People Pleasers as Adults
People pleasers carry their abandonment wounds into adulthood. They fear that other people won't like, love, or respect them enough as they are, given their early histories with parents and family. They feel that they need to earn their keep in relationships, or more broadly, in society as a whole.
This can manifest in a variety of ways. It can be subtle - like being overly smiley, nice, and accommodating. It often looks like depression, anxiety, and self esteem issues. Or it can be more like codependency - staying in relationships that are kind of parasytic, that involve giving and giving and giving and very little receiving. It can also look like over-working, over-giving to social causes, to service users. People pleasers also tend to carry a disproportionate load of family caregiving.

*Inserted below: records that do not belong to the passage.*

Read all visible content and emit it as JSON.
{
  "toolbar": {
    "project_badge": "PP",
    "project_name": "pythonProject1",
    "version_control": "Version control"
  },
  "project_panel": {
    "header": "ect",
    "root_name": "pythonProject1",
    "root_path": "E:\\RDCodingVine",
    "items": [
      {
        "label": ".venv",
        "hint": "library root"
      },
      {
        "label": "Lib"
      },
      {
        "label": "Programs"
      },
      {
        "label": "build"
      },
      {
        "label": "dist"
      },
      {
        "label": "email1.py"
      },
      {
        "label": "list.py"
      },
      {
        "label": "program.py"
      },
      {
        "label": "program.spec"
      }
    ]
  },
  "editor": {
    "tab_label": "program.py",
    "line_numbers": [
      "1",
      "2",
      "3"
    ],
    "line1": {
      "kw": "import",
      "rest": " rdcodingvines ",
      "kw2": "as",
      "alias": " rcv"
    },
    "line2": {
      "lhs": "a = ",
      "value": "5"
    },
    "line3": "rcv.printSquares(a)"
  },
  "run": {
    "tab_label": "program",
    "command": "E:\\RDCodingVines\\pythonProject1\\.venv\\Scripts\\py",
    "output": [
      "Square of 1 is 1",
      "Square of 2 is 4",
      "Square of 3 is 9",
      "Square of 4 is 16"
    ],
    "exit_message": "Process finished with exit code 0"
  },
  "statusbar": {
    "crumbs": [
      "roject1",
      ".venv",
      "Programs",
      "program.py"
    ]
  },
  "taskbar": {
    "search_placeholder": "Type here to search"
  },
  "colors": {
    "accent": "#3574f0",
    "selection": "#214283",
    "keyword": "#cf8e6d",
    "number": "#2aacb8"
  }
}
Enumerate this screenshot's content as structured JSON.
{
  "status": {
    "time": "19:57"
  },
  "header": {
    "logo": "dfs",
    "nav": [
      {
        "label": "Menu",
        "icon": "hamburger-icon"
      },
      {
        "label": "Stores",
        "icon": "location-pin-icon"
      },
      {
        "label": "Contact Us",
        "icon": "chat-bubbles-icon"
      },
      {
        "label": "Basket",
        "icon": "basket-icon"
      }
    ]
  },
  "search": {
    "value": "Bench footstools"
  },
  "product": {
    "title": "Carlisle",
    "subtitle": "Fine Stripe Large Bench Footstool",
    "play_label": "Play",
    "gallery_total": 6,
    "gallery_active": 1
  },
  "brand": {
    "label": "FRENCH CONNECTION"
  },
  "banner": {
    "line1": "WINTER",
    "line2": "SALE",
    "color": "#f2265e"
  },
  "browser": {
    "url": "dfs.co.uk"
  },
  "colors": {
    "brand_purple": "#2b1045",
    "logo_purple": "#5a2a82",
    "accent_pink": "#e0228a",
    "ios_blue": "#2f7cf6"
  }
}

Healing from People Pleasing
If all of this sounds sad - know that it is sad! In fact:
💙Feeling this sadness and grieving past wounds is a big part of healing from people pleasing!
💙Healing is also about working through the fear of rejection and disapproval from others, as well as the excess guilt and shame that people pleasers tend to feel.
For example, in reading what I've written about parents of people pleasers, you may be feeling guilty considering ways that your parents may have let you down. You are probably really in touch with their feelings, how hard it was for them, and don't want to seem critical or ungrateful.
The good news is that you don't have to get rid of your empathy, your caring, to heal from people pleasing! It is possible to have empathy for others, and to hold them accountable for ways they have hurt you, intentionally or not.
💙Healing from people pleasing is about cultivating healthy, kind boundaries. Boundaries can be firm and kind.